Each of the animals has adapted to David's moods: Lucy is really good about walking by his side and coming when called and Sunny stays close by. On days when David can't cope, I frequently come home to find David sitting in his favorite chair with the cat sitting on his lap and purring. They are an important part of David's therapy and sense of well-being.



We recently added a small fish tank with two fish and a snail to our menagerie. For the first week we were like over-anxious new parents watching their every move. We've calmed down, though, and the sound of the pump in their tank and the movement of the fish is soothing for David. Although it does drive the cat to distraction (we saw her crouching on the couch, measuring the distance to the fish tank. She finally decided it was too much effort and walked away).

I couldn't resist this one. Tootsie has amazing patience with the grandchildren! 







We have had several other dogs over the years, but the story of our family's therapy pets would not be complete without mentioning Cindy, an important part of the family for 12 years. We still miss her ten years after her passing. Cindy was a beautiful, sweet-tempered Swedish shepherd who was also a bit eccentric.

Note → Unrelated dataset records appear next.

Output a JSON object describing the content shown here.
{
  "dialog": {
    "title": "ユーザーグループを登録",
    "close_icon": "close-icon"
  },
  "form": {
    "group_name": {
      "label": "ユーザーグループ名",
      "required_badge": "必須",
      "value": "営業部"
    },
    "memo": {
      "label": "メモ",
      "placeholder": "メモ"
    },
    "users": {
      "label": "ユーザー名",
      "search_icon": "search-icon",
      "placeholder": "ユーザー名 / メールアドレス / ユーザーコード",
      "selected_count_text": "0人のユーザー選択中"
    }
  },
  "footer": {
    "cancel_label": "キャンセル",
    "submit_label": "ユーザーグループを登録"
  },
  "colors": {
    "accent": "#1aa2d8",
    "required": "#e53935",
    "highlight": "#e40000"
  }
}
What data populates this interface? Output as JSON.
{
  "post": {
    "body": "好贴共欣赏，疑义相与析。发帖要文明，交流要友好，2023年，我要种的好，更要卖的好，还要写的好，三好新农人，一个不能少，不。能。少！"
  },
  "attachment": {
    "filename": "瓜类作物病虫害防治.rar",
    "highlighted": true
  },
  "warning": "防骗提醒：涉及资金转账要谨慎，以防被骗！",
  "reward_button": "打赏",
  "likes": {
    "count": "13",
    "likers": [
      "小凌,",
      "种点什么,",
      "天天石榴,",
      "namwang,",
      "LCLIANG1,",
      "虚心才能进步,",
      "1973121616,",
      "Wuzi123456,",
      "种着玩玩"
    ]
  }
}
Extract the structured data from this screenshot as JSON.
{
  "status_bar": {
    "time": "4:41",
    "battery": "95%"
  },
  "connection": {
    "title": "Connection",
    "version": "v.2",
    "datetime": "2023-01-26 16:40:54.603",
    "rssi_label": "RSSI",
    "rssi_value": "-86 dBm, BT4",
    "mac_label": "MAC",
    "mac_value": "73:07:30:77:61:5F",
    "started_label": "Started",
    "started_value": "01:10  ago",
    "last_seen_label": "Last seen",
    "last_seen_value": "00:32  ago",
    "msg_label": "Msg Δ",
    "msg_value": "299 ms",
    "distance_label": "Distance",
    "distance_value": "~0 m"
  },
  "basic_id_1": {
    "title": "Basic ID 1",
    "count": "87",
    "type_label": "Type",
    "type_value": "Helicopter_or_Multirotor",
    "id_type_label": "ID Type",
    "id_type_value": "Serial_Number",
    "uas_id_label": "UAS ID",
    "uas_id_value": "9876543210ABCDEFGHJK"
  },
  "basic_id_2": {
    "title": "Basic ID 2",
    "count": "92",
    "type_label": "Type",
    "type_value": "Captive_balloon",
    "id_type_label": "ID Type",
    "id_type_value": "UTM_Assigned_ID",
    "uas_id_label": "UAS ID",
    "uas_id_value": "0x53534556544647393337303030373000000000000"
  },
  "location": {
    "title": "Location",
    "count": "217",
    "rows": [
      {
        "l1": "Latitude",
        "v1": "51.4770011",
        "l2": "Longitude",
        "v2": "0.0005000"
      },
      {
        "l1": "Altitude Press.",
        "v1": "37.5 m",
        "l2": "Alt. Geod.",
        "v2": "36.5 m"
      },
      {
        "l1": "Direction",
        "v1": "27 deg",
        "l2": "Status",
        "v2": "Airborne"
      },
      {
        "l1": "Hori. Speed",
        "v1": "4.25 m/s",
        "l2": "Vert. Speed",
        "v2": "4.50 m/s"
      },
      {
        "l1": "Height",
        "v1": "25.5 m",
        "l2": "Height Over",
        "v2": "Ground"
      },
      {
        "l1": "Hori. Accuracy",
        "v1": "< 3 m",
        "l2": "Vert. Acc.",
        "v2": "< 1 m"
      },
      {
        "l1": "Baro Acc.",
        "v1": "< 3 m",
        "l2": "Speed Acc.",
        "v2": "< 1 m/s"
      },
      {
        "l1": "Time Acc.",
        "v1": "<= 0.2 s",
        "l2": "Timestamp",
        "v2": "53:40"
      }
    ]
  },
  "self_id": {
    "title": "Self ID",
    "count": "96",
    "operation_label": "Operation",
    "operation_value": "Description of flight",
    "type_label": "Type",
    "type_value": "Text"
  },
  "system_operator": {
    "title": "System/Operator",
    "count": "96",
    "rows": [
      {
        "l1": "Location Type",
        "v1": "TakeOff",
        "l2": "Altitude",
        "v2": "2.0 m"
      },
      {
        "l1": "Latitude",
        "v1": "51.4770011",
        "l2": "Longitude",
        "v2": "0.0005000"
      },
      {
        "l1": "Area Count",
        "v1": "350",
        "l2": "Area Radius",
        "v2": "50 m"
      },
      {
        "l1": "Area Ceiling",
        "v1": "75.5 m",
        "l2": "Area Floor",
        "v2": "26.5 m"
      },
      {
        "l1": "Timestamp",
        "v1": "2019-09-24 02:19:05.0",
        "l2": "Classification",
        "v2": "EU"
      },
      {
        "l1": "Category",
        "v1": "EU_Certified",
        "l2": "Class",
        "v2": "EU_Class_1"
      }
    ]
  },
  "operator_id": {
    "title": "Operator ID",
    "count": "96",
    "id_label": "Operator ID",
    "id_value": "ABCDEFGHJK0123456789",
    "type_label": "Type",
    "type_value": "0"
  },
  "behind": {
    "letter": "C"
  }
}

Out of all the Cindy stories we tell, my favorite involves the ladder in the picture below. The ladder went to a tree house about seven feet above ground. One day our older boys were playing there, and decided to see how far up the ladder Cindy would go. To their surprise, she made it the whole way! Then the problem became how to get her down. A frightened 75-pound dog is not easy to budge! We eventually put a large garbage can with a plank on top of it under the tree, and lured her down with her favorite food: hot dogs. I wish I had a video of that moment.

Cindy with our grandson Zachary